Senator Lisa Murkowski of Alaska, a centrist Republican seeking a fourth full term in Washington, advanced to the general election alongside her main rival, Kelly Tshibaka, in the primaries. to the state Senate, according to The Associated Press.
Ms. Murkowski and Ms. Tshibaka each earned enough votes to advance to the general election in the fall as part of the Alaska’s New Open Main System. Murkowski hopes to counter conservative backlash to her Senate vote to convict former President Donald J. Trump of inciting the attack on the Capitol on January 6, 2021. .
With an estimated 50% of votes reported, Ms. Murkowski and Ms. Tshibaka are just over 40% each. The closest opponent after them are the single digits.
Ballots are still being counted and two other candidates will also advance as part of the state’s top four, but it’s unclear which two.

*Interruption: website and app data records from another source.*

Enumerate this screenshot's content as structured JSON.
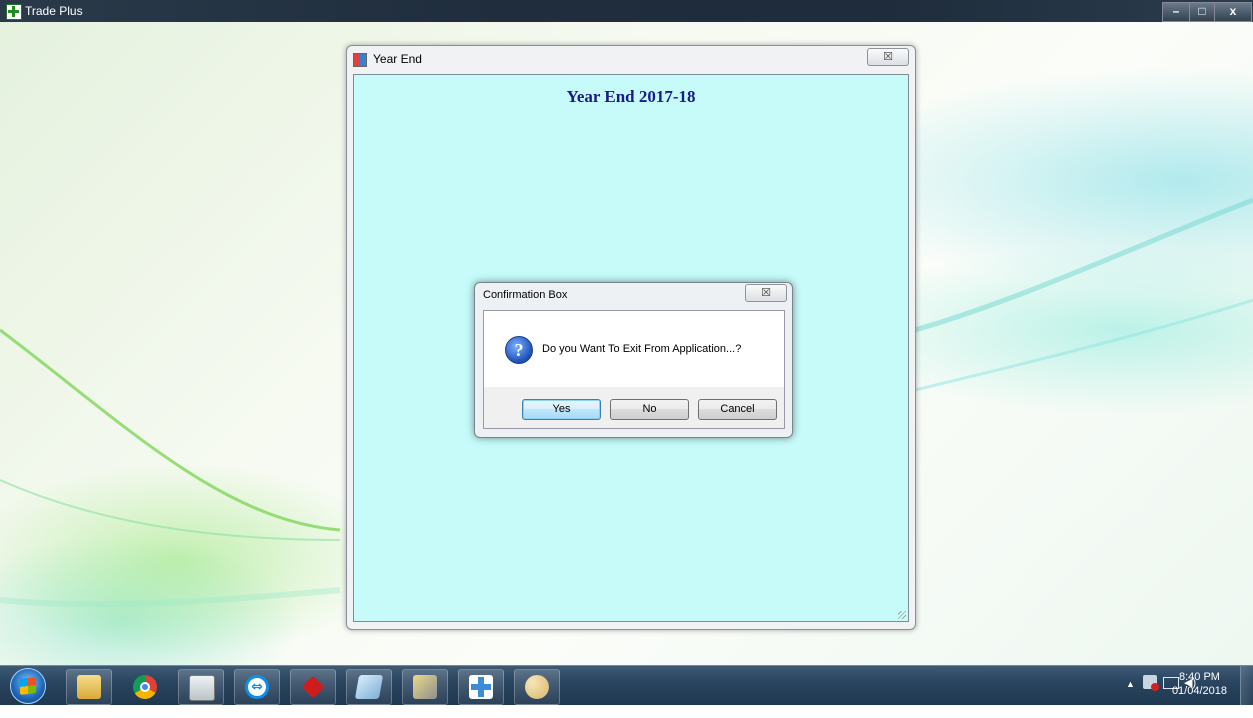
{
  "app": {
    "title": "Trade Plus",
    "controls": {
      "minimize": "–",
      "maximize": "□",
      "close": "x"
    }
  },
  "year_end_window": {
    "title": "Year End",
    "close_symbol": "☒",
    "heading": "Year End 2017-18"
  },
  "confirmation_dialog": {
    "title": "Confirmation Box",
    "close_symbol": "☒",
    "icon": "question-icon",
    "icon_glyph": "?",
    "message": "Do you Want To Exit From Application...?",
    "buttons": {
      "yes": "Yes",
      "no": "No",
      "cancel": "Cancel"
    },
    "default_button": "yes"
  },
  "taskbar": {
    "apps": [
      {
        "name": "file-explorer-icon",
        "color": "#e8c45a"
      },
      {
        "name": "chrome-icon",
        "color": "#db4437"
      },
      {
        "name": "calculator-icon",
        "color": "#dfe6e8"
      },
      {
        "name": "teamviewer-icon",
        "color": "#0e8ee9"
      },
      {
        "name": "red-diamond-icon",
        "color": "#d01c1c"
      },
      {
        "name": "notes-icon",
        "color": "#9ec4e0"
      },
      {
        "name": "tools-icon",
        "color": "#c9b55a"
      },
      {
        "name": "trade-plus-icon",
        "color": "#3b8bd8"
      },
      {
        "name": "paint-icon",
        "color": "#e6c98a"
      }
    ],
    "tray": {
      "arrow": "▲",
      "flag": "⚑",
      "network": "▭",
      "volume": "🔈"
    },
    "clock": {
      "time": "8:40 PM",
      "date": "01/04/2018"
    }
  },
  "colors": {
    "dialog_client_bg": "#c6fbfa",
    "heading_color": "#1a1a8a",
    "taskbar": "#2a4560"
  }
}
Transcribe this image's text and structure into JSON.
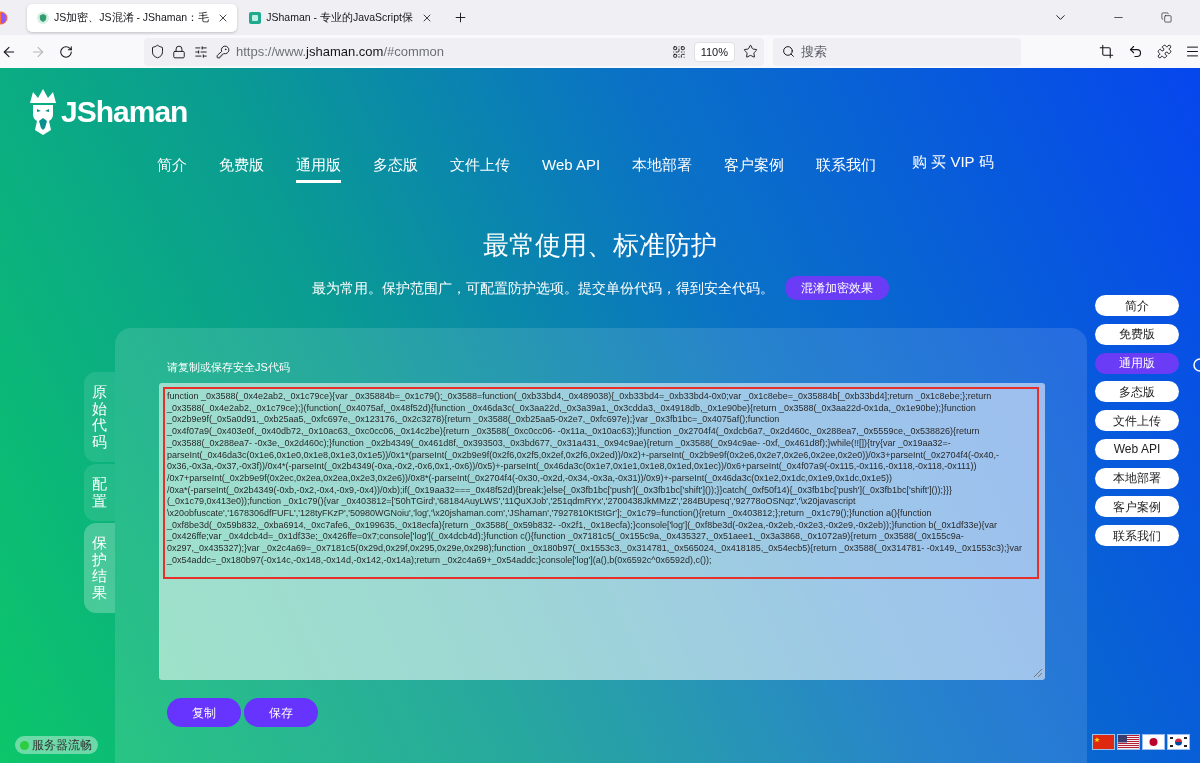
{
  "browser": {
    "tabs": [
      {
        "title": "JS加密、JS混淆 - JShaman：毛",
        "selected": true
      },
      {
        "title": "JShaman - 专业的JavaScript保",
        "selected": false
      }
    ],
    "url": [
      "https://www.",
      "jshaman.com",
      "/#common"
    ],
    "zoom": "110%",
    "search": {
      "placeholder": "搜索"
    }
  },
  "site": {
    "logo": "JShaman",
    "nav": [
      {
        "label": "简介",
        "selected": false
      },
      {
        "label": "免费版",
        "selected": false
      },
      {
        "label": "通用版",
        "selected": true
      },
      {
        "label": "多态版",
        "selected": false
      },
      {
        "label": "文件上传",
        "selected": false
      },
      {
        "label": "Web API",
        "selected": false
      },
      {
        "label": "本地部署",
        "selected": false
      },
      {
        "label": "客户案例",
        "selected": false
      },
      {
        "label": "联系我们",
        "selected": false
      }
    ],
    "vip": "购 买 VIP 码"
  },
  "hero": {
    "title": "最常使用、标准防护",
    "subtitle": "最为常用。保护范围广，可配置防护选项。提交单份代码，得到安全代码。",
    "button": "混淆加密效果"
  },
  "side_tabs": [
    {
      "label": "原始代码",
      "selected": false
    },
    {
      "label": "配置",
      "selected": false
    },
    {
      "label": "保护结果",
      "selected": true
    }
  ],
  "result": {
    "label": "请复制或保存安全JS代码",
    "code_lines": [
      "function _0x3588(_0x4e2ab2,_0x1c79ce){var _0x35884b=_0x1c79();_0x3588=function(_0xb33bd4,_0x489038){_0xb33bd4=_0xb33bd4-0x0;var _0x1c8ebe=_0x35884b[_0xb33bd4];return _0x1c8ebe;};return",
      "_0x3588(_0x4e2ab2,_0x1c79ce);}(function(_0x4075af,_0x48f52d){function _0x46da3c(_0x3aa22d,_0x3a39a1,_0x3cdda3,_0x4918db,_0x1e90be){return _0x3588(_0x3aa22d-0x1da,_0x1e90be);}function",
      "_0x2b9e9f(_0x5a0d91,_0xb25aa5,_0xfc697e,_0x123176,_0x2c3278){return _0x3588(_0xb25aa5-0x2e7,_0xfc697e);}var _0x3fb1bc=_0x4075af();function",
      "_0x4f07a9(_0x403e0f,_0x40db72,_0x10ac63,_0xc0cc06,_0x14c2be){return _0x3588(_0xc0cc06- -0x11a,_0x10ac63);}function _0x2704f4(_0xdcb6a7,_0x2d460c,_0x288ea7,_0x5559ce,_0x538826){return",
      "_0x3588(_0x288ea7- -0x3e,_0x2d460c);}function _0x2b4349(_0x461d8f,_0x393503,_0x3bd677,_0x31a431,_0x94c9ae){return _0x3588(_0x94c9ae- -0xf,_0x461d8f);}while(!![]){try{var _0x19aa32=-",
      "parseInt(_0x46da3c(0x1e6,0x1e0,0x1e8,0x1e3,0x1e5))/0x1*(parseInt(_0x2b9e9f(0x2f6,0x2f5,0x2ef,0x2f6,0x2ed))/0x2)+-parseInt(_0x2b9e9f(0x2e6,0x2e7,0x2e6,0x2ee,0x2e0))/0x3+parseInt(_0x2704f4(-0x40,-",
      "0x36,-0x3a,-0x37,-0x3f))/0x4*(-parseInt(_0x2b4349(-0xa,-0x2,-0x6,0x1,-0x6))/0x5)+-parseInt(_0x46da3c(0x1e7,0x1e1,0x1e8,0x1ed,0x1ec))/0x6+parseInt(_0x4f07a9(-0x115,-0x116,-0x118,-0x118,-0x111))",
      "/0x7+parseInt(_0x2b9e9f(0x2ec,0x2ea,0x2ea,0x2e3,0x2e6))/0x8*(-parseInt(_0x2704f4(-0x30,-0x2d,-0x34,-0x3a,-0x31))/0x9)+-parseInt(_0x46da3c(0x1e2,0x1dc,0x1e9,0x1dc,0x1e5))",
      "/0xa*(-parseInt(_0x2b4349(-0xb,-0x2,-0x4,-0x9,-0x4))/0xb);if(_0x19aa32===_0x48f52d){break;}else{_0x3fb1bc['push'](_0x3fb1bc['shift']());}}catch(_0xf50f14){_0x3fb1bc['push'](_0x3fb1bc['shift']());}}}",
      "(_0x1c79,0x413e0));function _0x1c79(){var _0x403812=['50hTGird','68184AuyLWS','11QuXJob','251qdmRYx','2700438JkMMzZ','284BUpesq','92778oOSNqz','\\x20javascript",
      "\\x20obfuscate','1678306dfFUFL','128tyFKzP','50980WGNoiu','log','\\x20jshaman.com','JShaman','7927810KtStGr'];_0x1c79=function(){return _0x403812;};return _0x1c79();}function a(){function",
      "_0xf8be3d(_0x59b832,_0xba6914,_0xc7afe6,_0x199635,_0x18ecfa){return _0x3588(_0x59b832- -0x2f1,_0x18ecfa);}console['log'](_0xf8be3d(-0x2ea,-0x2eb,-0x2e3,-0x2e9,-0x2eb));}function b(_0x1df33e){var",
      "_0x426ffe;var _0x4dcb4d=_0x1df33e;_0x426ffe=0x7;console['log'](_0x4dcb4d);}function c(){function _0x7181c5(_0x155c9a,_0x435327,_0x51aee1,_0x3a3868,_0x1072a9){return _0x3588(_0x155c9a-",
      "0x297,_0x435327);}var _0x2c4a69=_0x7181c5(0x29d,0x29f,0x295,0x29e,0x298);function _0x180b97(_0x1553c3,_0x314781,_0x565024,_0x418185,_0x54ecb5){return _0x3588(_0x314781- -0x149,_0x1553c3);}var",
      "_0x54addc=_0x180b97(-0x14c,-0x148,-0x14d,-0x142,-0x14a);return _0x2c4a69+_0x54addc;}console['log'](a(),b(0x6592c^0x6592d),c());"
    ],
    "buttons": [
      "复制",
      "保存"
    ]
  },
  "quick_nav": [
    {
      "label": "简介",
      "selected": false
    },
    {
      "label": "免费版",
      "selected": false
    },
    {
      "label": "通用版",
      "selected": true
    },
    {
      "label": "多态版",
      "selected": false
    },
    {
      "label": "文件上传",
      "selected": false
    },
    {
      "label": "Web API",
      "selected": false
    },
    {
      "label": "本地部署",
      "selected": false
    },
    {
      "label": "客户案例",
      "selected": false
    },
    {
      "label": "联系我们",
      "selected": false
    }
  ],
  "status": "服务器流畅"
}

Murkowski, 65, was the only Senate Republican in this year’s vote to have voted to convict Mr. Trump in his impeachment trial. She has been outspoken about her frustrations with Mr. Trump’s hold on the Republican Party, even though she has maintained the team’s support in the Senate.

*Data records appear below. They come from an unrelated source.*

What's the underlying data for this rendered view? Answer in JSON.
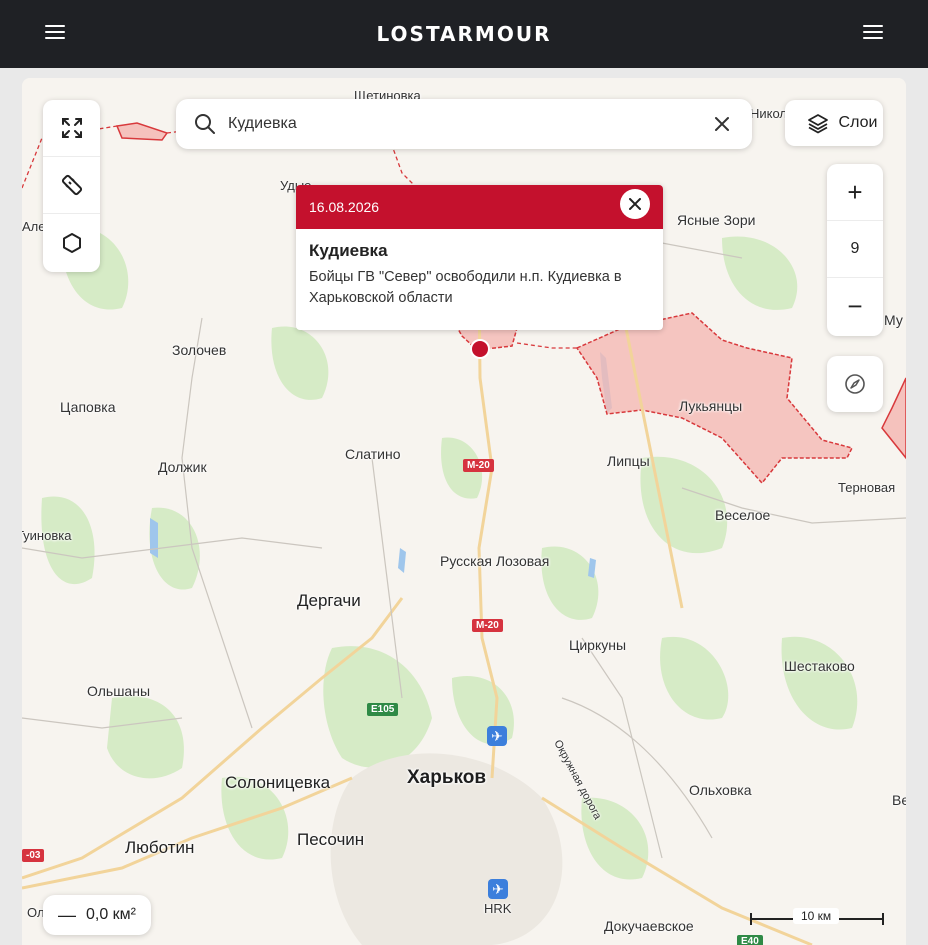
{
  "header": {
    "logo": "LOSTARMOUR"
  },
  "search": {
    "value": "Кудиевка"
  },
  "layers": {
    "label": "Слои"
  },
  "zoom": {
    "level": "9"
  },
  "area": {
    "value": "0,0 км²"
  },
  "popup": {
    "date": "16.08.2026",
    "title": "Кудиевка",
    "text": "Бойцы ГВ \"Север\" освободили н.п. Кудиевка в Харьковской области"
  },
  "scale": {
    "label": "10 км"
  },
  "colors": {
    "accent": "#c4112d",
    "occupied_fill": "#f4b9b4",
    "occupied_border": "#d8393c",
    "header_bg": "#1f2125"
  },
  "map": {
    "places": [
      "Щетиновка",
      "Николаевка",
      "Удые",
      "Алексеевка",
      "Ясные Зори",
      "Золочев",
      "Му",
      "Цаповка",
      "Лукьянцы",
      "Слатино",
      "Липцы",
      "Должик",
      "Терновая",
      "Веселое",
      "Гуиновка",
      "Русская Лозовая",
      "Дергачи",
      "Циркуны",
      "Шестаково",
      "Ольшаны",
      "Окружная дорога",
      "Солоницевка",
      "Харьков",
      "Ольховка",
      "Ве",
      "Люботин",
      "Песочин",
      "Докучаевское",
      "HRK",
      "Ол"
    ],
    "routes": [
      "M-20",
      "M-20",
      "E105",
      "-03",
      "E40"
    ]
  }
}
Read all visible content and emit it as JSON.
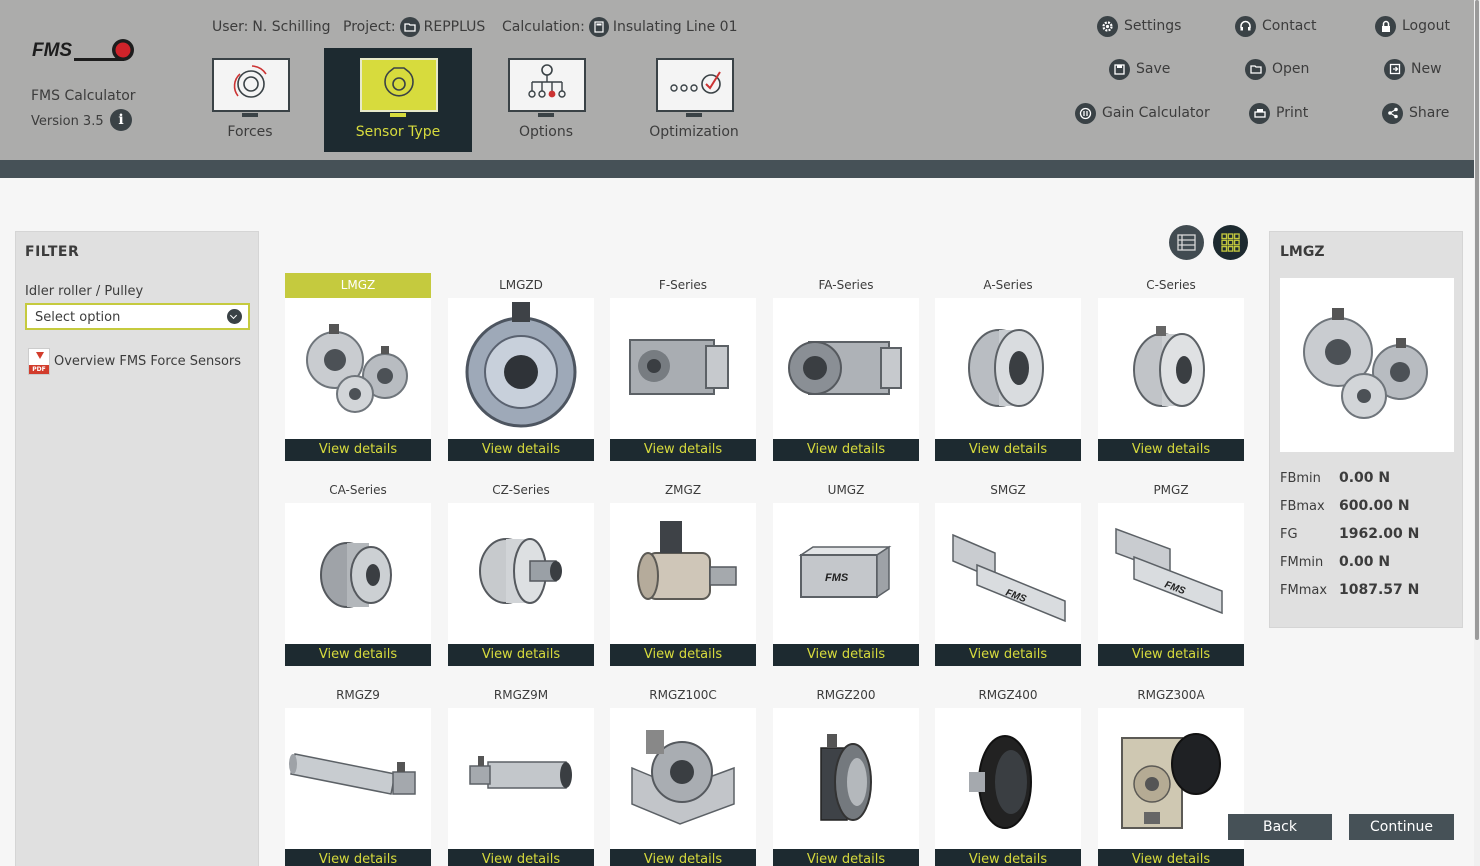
{
  "app": {
    "name": "FMS Calculator",
    "version": "Version 3.5",
    "logo_text": "FMS"
  },
  "context": {
    "user_label": "User:",
    "user_name": "N. Schilling",
    "project_label": "Project:",
    "project_name": "REPPLUS",
    "calculation_label": "Calculation:",
    "calculation_name": "Insulating Line 01"
  },
  "steps": [
    {
      "label": "Forces",
      "icon": "forces-icon",
      "active": false
    },
    {
      "label": "Sensor Type",
      "icon": "sensor-type-icon",
      "active": true
    },
    {
      "label": "Options",
      "icon": "options-icon",
      "active": false
    },
    {
      "label": "Optimization",
      "icon": "optimization-icon",
      "active": false
    }
  ],
  "actions": {
    "settings": "Settings",
    "contact": "Contact",
    "logout": "Logout",
    "save": "Save",
    "open": "Open",
    "new": "New",
    "gain_calculator": "Gain Calculator",
    "print": "Print",
    "share": "Share"
  },
  "filter": {
    "title": "FILTER",
    "label": "Idler roller / Pulley",
    "select_value": "Select option",
    "pdf_link": "Overview FMS Force Sensors",
    "pdf_badge": "PDF"
  },
  "view_modes": [
    "list-view-icon",
    "grid-view-icon"
  ],
  "accent_color": "#c5ca3e",
  "dark_color": "#1d2a30",
  "sensors": [
    {
      "name": "LMGZ",
      "button": "View details",
      "selected": true
    },
    {
      "name": "LMGZD",
      "button": "View details",
      "selected": false
    },
    {
      "name": "F-Series",
      "button": "View details",
      "selected": false
    },
    {
      "name": "FA-Series",
      "button": "View details",
      "selected": false
    },
    {
      "name": "A-Series",
      "button": "View details",
      "selected": false
    },
    {
      "name": "C-Series",
      "button": "View details",
      "selected": false
    },
    {
      "name": "CA-Series",
      "button": "View details",
      "selected": false
    },
    {
      "name": "CZ-Series",
      "button": "View details",
      "selected": false
    },
    {
      "name": "ZMGZ",
      "button": "View details",
      "selected": false
    },
    {
      "name": "UMGZ",
      "button": "View details",
      "selected": false
    },
    {
      "name": "SMGZ",
      "button": "View details",
      "selected": false
    },
    {
      "name": "PMGZ",
      "button": "View details",
      "selected": false
    },
    {
      "name": "RMGZ9",
      "button": "View details",
      "selected": false
    },
    {
      "name": "RMGZ9M",
      "button": "View details",
      "selected": false
    },
    {
      "name": "RMGZ100C",
      "button": "View details",
      "selected": false
    },
    {
      "name": "RMGZ200",
      "button": "View details",
      "selected": false
    },
    {
      "name": "RMGZ400",
      "button": "View details",
      "selected": false
    },
    {
      "name": "RMGZ300A",
      "button": "View details",
      "selected": false
    }
  ],
  "detail": {
    "title": "LMGZ",
    "props": [
      {
        "label": "FBmin",
        "value": "0.00 N"
      },
      {
        "label": "FBmax",
        "value": "600.00 N"
      },
      {
        "label": "FG",
        "value": "1962.00 N"
      },
      {
        "label": "FMmin",
        "value": "0.00 N"
      },
      {
        "label": "FMmax",
        "value": "1087.57 N"
      }
    ]
  },
  "footer": {
    "back": "Back",
    "continue": "Continue"
  }
}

She has also crossed the aisle several times in favor of bipartisan compromises and Democratic candidates, including Justice Ketanji Brown Jackson’s nomination to the Supreme Court and the confirmation of Secretary of the Interior. Deb Haaland case. And she’s one of only two Republicans in the Senate who support abortion rights and have expressed disappointment over the Supreme Court’s decision. overturned Roe v. Wadea move that eliminated the constitutional right to abortion after nearly 50 years.
Those stances rallied both domestic and local Republicans against her, and the vote to impeach her earned her criticism from the Republican Party of Alaska. Mr. Trump, angered by her vote to convict him, summoned his supporters to line up behind Ms. Tshibaka, a former commissioner in the Alaska Department of Public Administration who had cast herself as a candidate. America First”, who could more fully represent conservatives in the state.

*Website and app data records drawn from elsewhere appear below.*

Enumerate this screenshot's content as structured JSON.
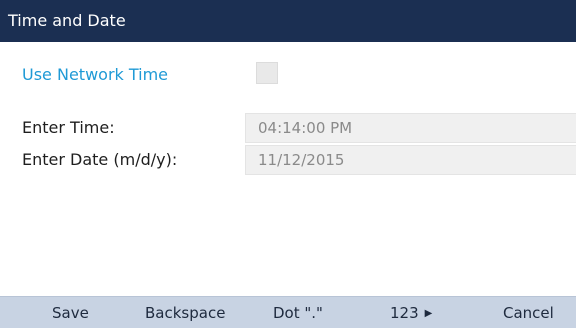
{
  "header": {
    "title": "Time and Date"
  },
  "settings": {
    "use_network_time_label": "Use Network Time",
    "use_network_time_checked": false,
    "time_label": "Enter Time:",
    "time_value": "04:14:00 PM",
    "date_label": "Enter Date (m/d/y):",
    "date_value": "11/12/2015"
  },
  "softkeys": {
    "save": "Save",
    "backspace": "Backspace",
    "dot": "Dot \".\"",
    "mode": "123",
    "mode_arrow": "▶",
    "cancel": "Cancel"
  },
  "colors": {
    "title_bar": "#1b2f52",
    "highlight_text": "#1f9ad6",
    "softkey_bar": "#c8d3e3"
  }
}
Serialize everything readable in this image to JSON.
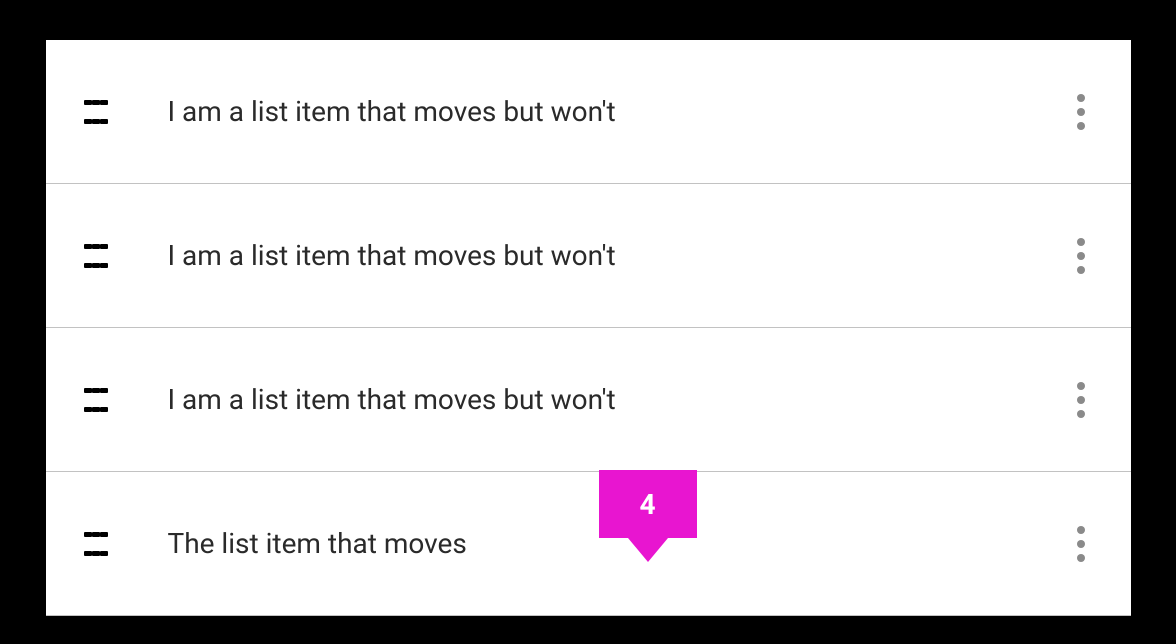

“It is clear that we are at a point where the next senator can either stand with Alaska or continue to allow the pathetic Biden administration that is harming us more and more every day,” Tshibaka wrote in the letter. an opinion essay published a few days before the primary conference. “As I am Alaska’s next senator, I will never forget the Alaskans who elected me, and I will always support the values of the people of this great state.”
But the new open primary system, combined with the use of ranked-choice voting in the general election, was designed in part with centrist candidates like Ms Murkowski, and is supported by her allies. in the country famous for independence.
Voters in November can rank their top four candidates. If no candidate receives a majority of votes, officials remove the finalist and reallocate supporters’ votes to the voters’ second choice until a candidate got more than 50% of the votes.
While she has never crossed that threshold in previous elections, Ms. Murkowski has overcome difficulties before: In 2010, she Memorable victory with a registration campaign after an amazing first loss to challenger Tea Party. That victory came largely through an alliance of Alaska Natives and centrists.
Murkowski leveraged her seniority and her bipartisan credentials to make her case to voters in Alaska, highlighting the billions of dollars she has contributed to the state through her role herself on the Senate Appropriations Committee and her role in passing $1 trillion bipartisan infrastructure legislation. .
She appeals to her friendships with Democrats like Senator Joe Manchin III of West Virginia and the legacy of Alaskan legislators like former Senator Ted Stevens and Representative Don Young, who died in Marchto show that there is still a place in Congress for her legislative style.
“You have to prove that there are other possibilities, that there is a different reality – and maybe it won’t work,” Ms. Murkowski said. in an interview this year. “Perhaps I was completely politically naive, and this ship has set sail. But I won’t know unless we – unless I – get out there and give Alaska a chance to balance. “
However, her challengers are looking to capitalize on frustration with Ms Murkowski on both sides. In addition to suggesting she is too liberal for the state, Ms Tshibaka has drawn smoldering outrage over how Ms Murkowski’s father, Frank, chose her. end of senatorial term when he became governor in 2002.
Alyce McFadden contribution report.